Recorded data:

• • •

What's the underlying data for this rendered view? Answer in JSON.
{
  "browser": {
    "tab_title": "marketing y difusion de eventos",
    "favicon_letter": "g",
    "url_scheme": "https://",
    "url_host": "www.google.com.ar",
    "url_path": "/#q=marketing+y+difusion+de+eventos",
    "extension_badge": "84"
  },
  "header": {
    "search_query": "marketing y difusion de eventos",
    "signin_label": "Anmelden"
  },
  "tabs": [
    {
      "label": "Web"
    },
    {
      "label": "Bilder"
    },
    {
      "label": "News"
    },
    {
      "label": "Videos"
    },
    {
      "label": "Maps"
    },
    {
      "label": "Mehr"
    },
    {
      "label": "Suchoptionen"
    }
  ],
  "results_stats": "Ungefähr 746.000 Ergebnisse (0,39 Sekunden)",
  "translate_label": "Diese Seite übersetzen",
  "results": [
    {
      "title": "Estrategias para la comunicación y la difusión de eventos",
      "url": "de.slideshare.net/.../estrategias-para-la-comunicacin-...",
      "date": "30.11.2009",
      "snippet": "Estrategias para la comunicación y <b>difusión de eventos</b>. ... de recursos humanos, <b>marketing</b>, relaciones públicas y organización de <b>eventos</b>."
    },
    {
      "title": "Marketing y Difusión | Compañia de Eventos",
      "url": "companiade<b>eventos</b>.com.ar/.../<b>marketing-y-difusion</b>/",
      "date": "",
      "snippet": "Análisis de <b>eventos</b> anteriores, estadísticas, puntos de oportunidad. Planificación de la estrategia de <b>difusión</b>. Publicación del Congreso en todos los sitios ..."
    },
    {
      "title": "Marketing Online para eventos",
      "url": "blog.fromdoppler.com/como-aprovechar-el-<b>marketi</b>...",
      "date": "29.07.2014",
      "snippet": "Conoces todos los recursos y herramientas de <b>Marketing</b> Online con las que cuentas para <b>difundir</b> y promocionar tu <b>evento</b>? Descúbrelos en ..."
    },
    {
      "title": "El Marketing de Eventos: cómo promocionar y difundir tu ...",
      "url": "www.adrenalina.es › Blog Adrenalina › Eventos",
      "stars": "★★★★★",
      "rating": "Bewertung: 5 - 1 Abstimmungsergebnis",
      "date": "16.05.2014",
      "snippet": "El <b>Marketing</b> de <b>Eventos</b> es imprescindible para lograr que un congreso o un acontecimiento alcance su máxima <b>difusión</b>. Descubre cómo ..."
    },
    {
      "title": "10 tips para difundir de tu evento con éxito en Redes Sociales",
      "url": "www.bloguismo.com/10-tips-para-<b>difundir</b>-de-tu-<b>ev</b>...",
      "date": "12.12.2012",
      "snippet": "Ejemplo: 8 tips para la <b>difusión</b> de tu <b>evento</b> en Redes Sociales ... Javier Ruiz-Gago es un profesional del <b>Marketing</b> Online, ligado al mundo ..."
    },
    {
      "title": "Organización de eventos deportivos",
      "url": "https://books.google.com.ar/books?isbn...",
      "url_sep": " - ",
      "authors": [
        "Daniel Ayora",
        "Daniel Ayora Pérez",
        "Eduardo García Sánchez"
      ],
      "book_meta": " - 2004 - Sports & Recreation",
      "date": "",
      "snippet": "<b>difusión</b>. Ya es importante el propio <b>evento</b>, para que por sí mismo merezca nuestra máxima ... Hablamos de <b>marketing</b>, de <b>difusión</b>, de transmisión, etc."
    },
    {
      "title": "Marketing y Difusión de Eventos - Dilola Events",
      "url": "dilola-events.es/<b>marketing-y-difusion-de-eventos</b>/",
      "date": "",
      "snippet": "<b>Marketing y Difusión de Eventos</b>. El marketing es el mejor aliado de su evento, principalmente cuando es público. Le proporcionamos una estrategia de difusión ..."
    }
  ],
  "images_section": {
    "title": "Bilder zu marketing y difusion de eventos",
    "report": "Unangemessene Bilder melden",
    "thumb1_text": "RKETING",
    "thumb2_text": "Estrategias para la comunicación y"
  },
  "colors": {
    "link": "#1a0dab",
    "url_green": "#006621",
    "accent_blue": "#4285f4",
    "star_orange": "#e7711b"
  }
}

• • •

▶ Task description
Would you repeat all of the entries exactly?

▶ Reply
What's the underlying data for this rendered view? Answer in JSON.
{
  "browser": {
    "tab_title": "marketing y difusion de eventos",
    "favicon_letter": "g",
    "url_scheme": "https://",
    "url_host": "www.google.com.ar",
    "url_path": "/#q=marketing+y+difusion+de+eventos",
    "extension_badge": "84"
  },
  "header": {
    "search_query": "marketing y difusion de eventos",
    "signin_label": "Anmelden"
  },
  "tabs": [
    {
      "label": "Web"
    },
    {
      "label": "Bilder"
    },
    {
      "label": "News"
    },
    {
      "label": "Videos"
    },
    {
      "label": "Maps"
    },
    {
      "label": "Mehr"
    },
    {
      "label": "Suchoptionen"
    }
  ],
  "results_stats": "Ungefähr 746.000 Ergebnisse (0,39 Sekunden)",
  "translate_label": "Diese Seite übersetzen",
  "results": [
    {
      "title": "Estrategias para la comunicación y la difusión de eventos",
      "url": "de.slideshare.net/.../estrategias-para-la-comunicacin-...",
      "date": "30.11.2009",
      "snippet": "Estrategias para la comunicación y <b>difusión de eventos</b>. ... de recursos humanos, <b>marketing</b>, relaciones públicas y organización de <b>eventos</b>."
    },
    {
      "title": "Marketing y Difusión | Compañia de Eventos",
      "url": "companiade<b>eventos</b>.com.ar/.../<b>marketing-y-difusion</b>/",
      "date": "",
      "snippet": "Análisis de <b>eventos</b> anteriores, estadísticas, puntos de oportunidad. Planificación de la estrategia de <b>difusión</b>. Publicación del Congreso en todos los sitios ..."
    },
    {
      "title": "Marketing Online para eventos",
      "url": "blog.fromdoppler.com/como-aprovechar-el-<b>marketi</b>...",
      "date": "29.07.2014",
      "snippet": "Conoces todos los recursos y herramientas de <b>Marketing</b> Online con las que cuentas para <b>difundir</b> y promocionar tu <b>evento</b>? Descúbrelos en ..."
    },
    {
      "title": "El Marketing de Eventos: cómo promocionar y difundir tu ...",
      "url": "www.adrenalina.es › Blog Adrenalina › Eventos",
      "stars": "★★★★★",
      "rating": "Bewertung: 5 - 1 Abstimmungsergebnis",
      "date": "16.05.2014",
      "snippet": "El <b>Marketing</b> de <b>Eventos</b> es imprescindible para lograr que un congreso o un acontecimiento alcance su máxima <b>difusión</b>. Descubre cómo ..."
    },
    {
      "title": "10 tips para difundir de tu evento con éxito en Redes Sociales",
      "url": "www.bloguismo.com/10-tips-para-<b>difundir</b>-de-tu-<b>ev</b>...",
      "date": "12.12.2012",
      "snippet": "Ejemplo: 8 tips para la <b>difusión</b> de tu <b>evento</b> en Redes Sociales ... Javier Ruiz-Gago es un profesional del <b>Marketing</b> Online, ligado al mundo ..."
    },
    {
      "title": "Organización de eventos deportivos",
      "url": "https://books.google.com.ar/books?isbn...",
      "url_sep": " - ",
      "authors": [
        "Daniel Ayora",
        "Daniel Ayora Pérez",
        "Eduardo García Sánchez"
      ],
      "book_meta": " - 2004 - Sports & Recreation",
      "date": "",
      "snippet": "<b>difusión</b>. Ya es importante el propio <b>evento</b>, para que por sí mismo merezca nuestra máxima ... Hablamos de <b>marketing</b>, de <b>difusión</b>, de transmisión, etc."
    },
    {
      "title": "Marketing y Difusión de Eventos - Dilola Events",
      "url": "dilola-events.es/<b>marketing-y-difusion-de-eventos</b>/",
      "date": "",
      "snippet": "<b>Marketing y Difusión de Eventos</b>. El marketing es el mejor aliado de su evento, principalmente cuando es público. Le proporcionamos una estrategia de difusión ..."
    }
  ],
  "images_section": {
    "title": "Bilder zu marketing y difusion de eventos",
    "report": "Unangemessene Bilder melden",
    "thumb1_text": "RKETING",
    "thumb2_text": "Estrategias para la comunicación y"
  },
  "colors": {
    "link": "#1a0dab",
    "url_green": "#006621",
    "accent_blue": "#4285f4",
    "star_orange": "#e7711b"
  }
}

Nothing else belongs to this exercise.